Kay Jewelers Owner Denies Engaging in ‘Diamond Swapping’

(Bloomberg) -
A Kay Jewelers diamond pendant. (PRNewsFoto/Kay Jewelers)
A Kay Jewelers diamond pendant. (PRNewsFoto/Kay Jewelers)

Signet Jewelers Ltd., owner of the Kay, Zales and Jared chains, denied systematically switching customers’ gems for lower-quality stones after reports alleged the company repeatedly engaged in the practice.

“We strongly object to recent allegations on social media, republished and grossly amplified, that our team members systematically mishandle customers’ jewelry repairs or engage in ‘diamond swapping,'” the Hamilton, Bermuda-based jeweler said in a statement. “Incidents of misconduct, which are exceedingly rare, are dealt with swiftly and appropriately.”

The remarks follow a BuzzFeed story about customers complaining that their diamonds had been unknowingly replaced with lesser-quality gems. The allegations reverberated through the markets on Thursday when an influential newsletter from James Grant addressed them, sending Signet’s stock down as much as 14 percent in intraday trading.

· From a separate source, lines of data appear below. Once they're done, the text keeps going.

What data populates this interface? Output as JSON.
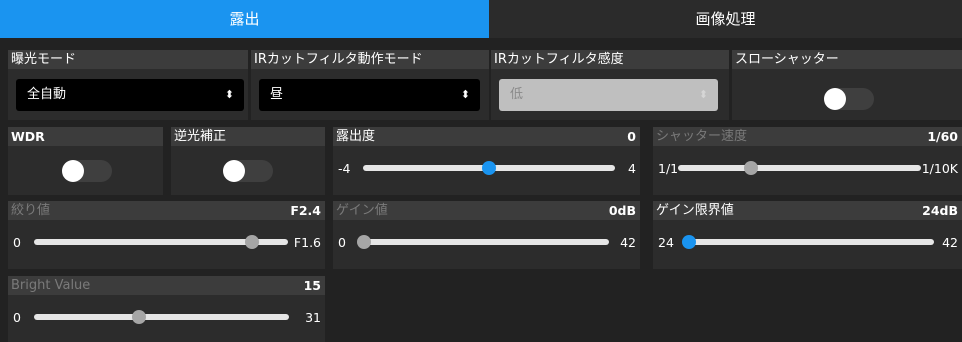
{
  "tabs": {
    "exposure": "露出",
    "image": "画像処理"
  },
  "exposure_mode": {
    "label": "曝光モード",
    "value": "全自動"
  },
  "ir_cut_filter_mode": {
    "label": "IRカットフィルタ動作モード",
    "value": "昼"
  },
  "ir_cut_filter_sensitivity": {
    "label": "IRカットフィルタ感度",
    "value": "低"
  },
  "slow_shutter": {
    "label": "スローシャッター",
    "on": false
  },
  "wdr": {
    "label": "WDR",
    "on": false
  },
  "backlight_comp": {
    "label": "逆光補正",
    "on": false
  },
  "exposure_level": {
    "label": "露出度",
    "value": "0",
    "min": "-4",
    "max": "4",
    "fraction": 0.5
  },
  "shutter_speed": {
    "label": "シャッター速度",
    "value": "1/60",
    "min": "1/1",
    "max": "1/10K",
    "fraction": 0.3
  },
  "iris": {
    "label": "絞り値",
    "value": "F2.4",
    "min": "0",
    "max": "F1.6",
    "fraction": 0.86
  },
  "gain": {
    "label": "ゲイン値",
    "value": "0dB",
    "min": "0",
    "max": "42",
    "fraction": 0.0
  },
  "gain_limit": {
    "label": "ゲイン限界値",
    "value": "24dB",
    "min": "24",
    "max": "42",
    "fraction": 0.0
  },
  "bright_value": {
    "label": "Bright Value",
    "value": "15",
    "min": "0",
    "max": "31",
    "fraction": 0.41
  },
  "colors": {
    "accent": "#1a94f0",
    "background": "#222222",
    "panel": "#2c2c2c",
    "header": "#3c3c3c"
  },
  "icons": {
    "select_arrow": "select-updown-icon"
  }
}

Grant also renewed criticism about Signet’s financing business, which it uses to help customers afford its jewelry.

The BuzzFeed story focused on a Maryland woman who said her $4,299.99 engagement ring — purchased at a Kay Jewelers — had its diamond swapped out for a manmade stone while it was being serviced.

In its statement on Friday, Signet said it hasn’t received an unusual number of complaints about jewelry under its care. The company said its design and service centers handle more than 4 million service and repair transactions every year, and more than 99 percent have no negative feedback. Signet has a total of about 3,600 stores.

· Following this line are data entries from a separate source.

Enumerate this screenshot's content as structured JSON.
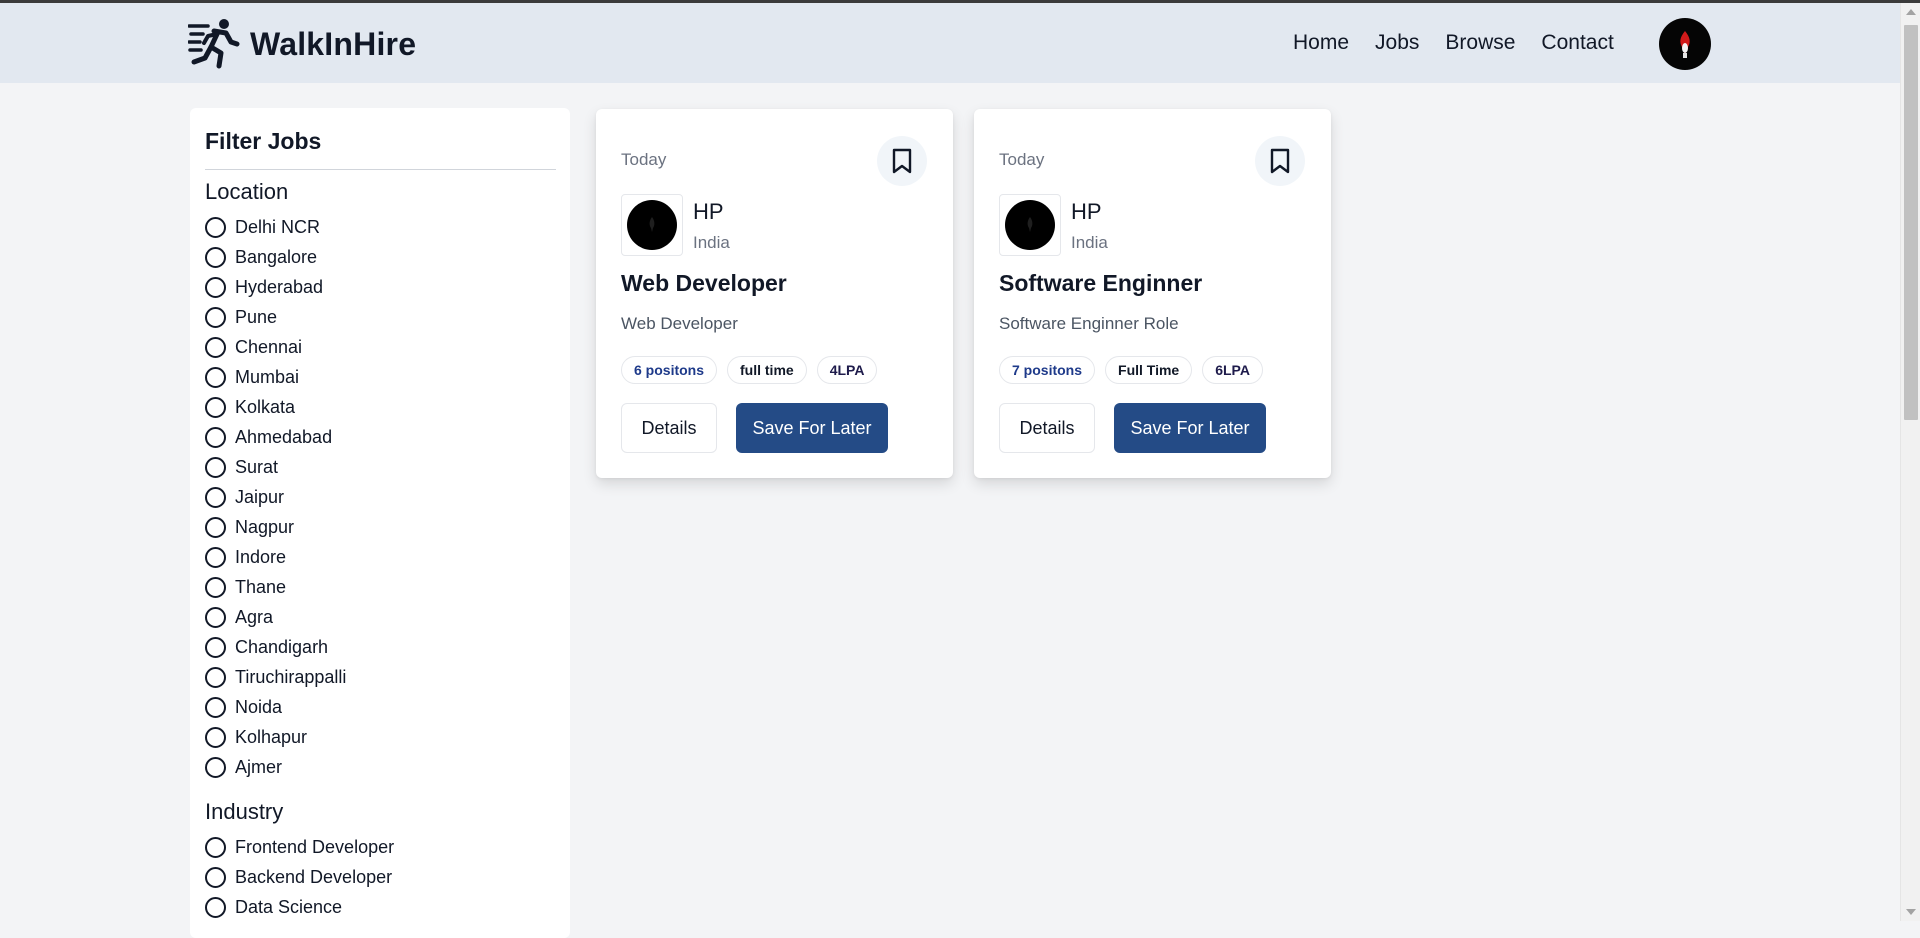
{
  "brand": {
    "name": "WalkInHire"
  },
  "nav": {
    "items": [
      {
        "label": "Home"
      },
      {
        "label": "Jobs"
      },
      {
        "label": "Browse"
      },
      {
        "label": "Contact"
      }
    ],
    "avatar_icon": "user-avatar-icon"
  },
  "filters": {
    "title": "Filter Jobs",
    "groups": [
      {
        "title": "Location",
        "options": [
          "Delhi NCR",
          "Bangalore",
          "Hyderabad",
          "Pune",
          "Chennai",
          "Mumbai",
          "Kolkata",
          "Ahmedabad",
          "Surat",
          "Jaipur",
          "Nagpur",
          "Indore",
          "Thane",
          "Agra",
          "Chandigarh",
          "Tiruchirappalli",
          "Noida",
          "Kolhapur",
          "Ajmer"
        ]
      },
      {
        "title": "Industry",
        "options": [
          "Frontend Developer",
          "Backend Developer",
          "Data Science"
        ]
      }
    ]
  },
  "jobs": [
    {
      "posted": "Today",
      "company": "HP",
      "country": "India",
      "title": "Web Developer",
      "description": "Web Developer",
      "badges": {
        "positions": "6 positons",
        "type": "full time",
        "salary": "4LPA"
      },
      "details_label": "Details",
      "save_label": "Save For Later"
    },
    {
      "posted": "Today",
      "company": "HP",
      "country": "India",
      "title": "Software Enginner",
      "description": "Software Enginner Role",
      "badges": {
        "positions": "7 positons",
        "type": "Full Time",
        "salary": "6LPA"
      },
      "details_label": "Details",
      "save_label": "Save For Later"
    }
  ],
  "colors": {
    "navbar_bg": "#e2e8f0",
    "page_bg": "#f3f4f6",
    "primary_button": "#244b86",
    "positions_badge_text": "#1e3a8a"
  }
}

“Signet has in place vigorous product quality procedures that are consistently monitored,” the company said. “Our teams review the characteristics of the item with the customer both when they drop their jewelry off and when they pick it up following service or repair to ensure their confidence in the safe return of their original piece.”

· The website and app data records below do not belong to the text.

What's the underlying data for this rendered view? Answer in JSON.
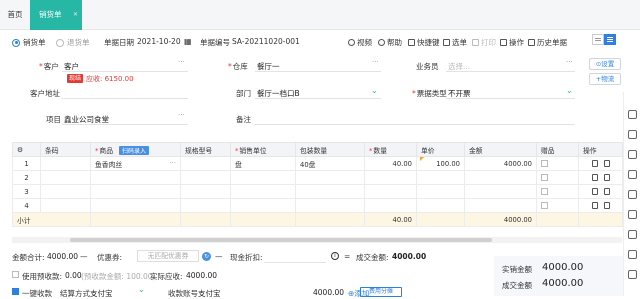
{
  "tabs": {
    "home": "首页",
    "active": "销货单",
    "close": "✕"
  },
  "doc_type": {
    "option1": "销货单",
    "option2": "退货单"
  },
  "header": {
    "date_label": "单据日期",
    "date_value": "2021-10-20",
    "no_label": "单据编号",
    "no_value": "SA-20211020-001"
  },
  "toolbar": {
    "video": "视频",
    "help": "帮助",
    "shortcut": "快捷键",
    "choose": "选单",
    "print": "打印",
    "ops": "操作",
    "history": "历史单据"
  },
  "form": {
    "customer_label": "客户",
    "customer_value": "客户",
    "customer_tag": "现结",
    "customer_debt": "应收: 6150.00",
    "warehouse_label": "仓库",
    "warehouse_value": "餐厅一",
    "salesman_label": "业务员",
    "salesman_placeholder": "选择...",
    "settings_btn": "⊙设置",
    "logistics_btn": "+物流",
    "address_label": "客户地址",
    "dept_label": "部门",
    "dept_value": "餐厅一档口B",
    "invoice_label": "票据类型",
    "invoice_value": "不开票",
    "project_label": "项目",
    "project_value": "鑫业公司食堂",
    "remark_label": "备注"
  },
  "grid": {
    "headers": [
      "条码",
      "商品",
      "规格型号",
      "销售单位",
      "包装数量",
      "数量",
      "单价",
      "金额",
      "赠品",
      "操作"
    ],
    "scan_tag": "扫码录入",
    "rows": [
      {
        "n": "1",
        "barcode": "",
        "product": "鱼香肉丝",
        "spec": "",
        "unit": "盘",
        "pack": "40盘",
        "qty": "40.00",
        "price": "100.00",
        "amount": "4000.00"
      },
      {
        "n": "2",
        "barcode": "",
        "product": "",
        "spec": "",
        "unit": "",
        "pack": "",
        "qty": "",
        "price": "",
        "amount": ""
      },
      {
        "n": "3",
        "barcode": "",
        "product": "",
        "spec": "",
        "unit": "",
        "pack": "",
        "qty": "",
        "price": "",
        "amount": ""
      },
      {
        "n": "4",
        "barcode": "",
        "product": "",
        "spec": "",
        "unit": "",
        "pack": "",
        "qty": "",
        "price": "",
        "amount": ""
      }
    ],
    "subtotal_label": "小计",
    "subtotal_qty": "40.00",
    "subtotal_amount": "4000.00"
  },
  "summary": {
    "total_label": "金额合计:",
    "total_value": "4000.00",
    "coupon_label": "优惠券:",
    "coupon_placeholder": "无匹配优惠券",
    "discount_label": "现金折扣:",
    "discount_value": "",
    "deal_label": "成交金额:",
    "deal_value": "4000.00",
    "prepay_label": "使用预收款:",
    "prepay_value": "0.00",
    "prepay_hint": "(预收款金额: 100.00)",
    "receivable_label": "实际应收:",
    "receivable_value": "4000.00",
    "one_key": "一键收款",
    "settle_label": "结算方式",
    "settle_value": "支付宝",
    "account_label": "收款账号",
    "account_value": "支付宝",
    "pay_amount": "4000.00",
    "add_label": "添加",
    "split_btn": "费用分摊",
    "sales_amount_label": "实销金额",
    "sales_amount_value": "4000.00",
    "deal_total_label": "成交金额",
    "deal_total_value": "4000.00"
  },
  "colors": {
    "accent": "#27b7a5",
    "blue": "#2f7fe0",
    "danger": "#e53935"
  }
}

Signet’s assurances did little to soothe investors, who sent the shares tumbling again on Friday. The stock fell 4.4 percent to $88.14 in afternoon trading; for the week, it has declined more than 10 percent.